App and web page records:
--- START ---

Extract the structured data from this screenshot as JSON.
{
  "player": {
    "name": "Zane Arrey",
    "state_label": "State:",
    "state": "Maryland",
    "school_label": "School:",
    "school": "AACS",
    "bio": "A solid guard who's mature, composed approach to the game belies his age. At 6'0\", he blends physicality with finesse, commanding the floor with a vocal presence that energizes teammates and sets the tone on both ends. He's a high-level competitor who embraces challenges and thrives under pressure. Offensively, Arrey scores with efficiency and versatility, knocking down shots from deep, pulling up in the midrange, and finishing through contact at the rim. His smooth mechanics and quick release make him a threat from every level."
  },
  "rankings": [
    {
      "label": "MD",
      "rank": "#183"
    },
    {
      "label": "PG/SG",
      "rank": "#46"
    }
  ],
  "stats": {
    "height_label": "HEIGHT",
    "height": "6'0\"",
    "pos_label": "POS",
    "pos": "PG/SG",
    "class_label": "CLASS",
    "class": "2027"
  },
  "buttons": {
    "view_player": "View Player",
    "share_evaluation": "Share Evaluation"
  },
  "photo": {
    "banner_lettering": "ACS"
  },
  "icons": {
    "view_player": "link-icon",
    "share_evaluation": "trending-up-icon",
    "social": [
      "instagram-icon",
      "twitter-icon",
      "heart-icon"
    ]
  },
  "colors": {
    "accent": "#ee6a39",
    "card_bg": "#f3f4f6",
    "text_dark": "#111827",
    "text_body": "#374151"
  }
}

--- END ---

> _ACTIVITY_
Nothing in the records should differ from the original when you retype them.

> _RESULT_
Extract the structured data from this screenshot as JSON.
{
  "player": {
    "name": "Zane Arrey",
    "state_label": "State:",
    "state": "Maryland",
    "school_label": "School:",
    "school": "AACS",
    "bio": "A solid guard who's mature, composed approach to the game belies his age. At 6'0\", he blends physicality with finesse, commanding the floor with a vocal presence that energizes teammates and sets the tone on both ends. He's a high-level competitor who embraces challenges and thrives under pressure. Offensively, Arrey scores with efficiency and versatility, knocking down shots from deep, pulling up in the midrange, and finishing through contact at the rim. His smooth mechanics and quick release make him a threat from every level."
  },
  "rankings": [
    {
      "label": "MD",
      "rank": "#183"
    },
    {
      "label": "PG/SG",
      "rank": "#46"
    }
  ],
  "stats": {
    "height_label": "HEIGHT",
    "height": "6'0\"",
    "pos_label": "POS",
    "pos": "PG/SG",
    "class_label": "CLASS",
    "class": "2027"
  },
  "buttons": {
    "view_player": "View Player",
    "share_evaluation": "Share Evaluation"
  },
  "photo": {
    "banner_lettering": "ACS"
  },
  "icons": {
    "view_player": "link-icon",
    "share_evaluation": "trending-up-icon",
    "social": [
      "instagram-icon",
      "twitter-icon",
      "heart-icon"
    ]
  },
  "colors": {
    "accent": "#ee6a39",
    "card_bg": "#f3f4f6",
    "text_dark": "#111827",
    "text_body": "#374151"
  }
}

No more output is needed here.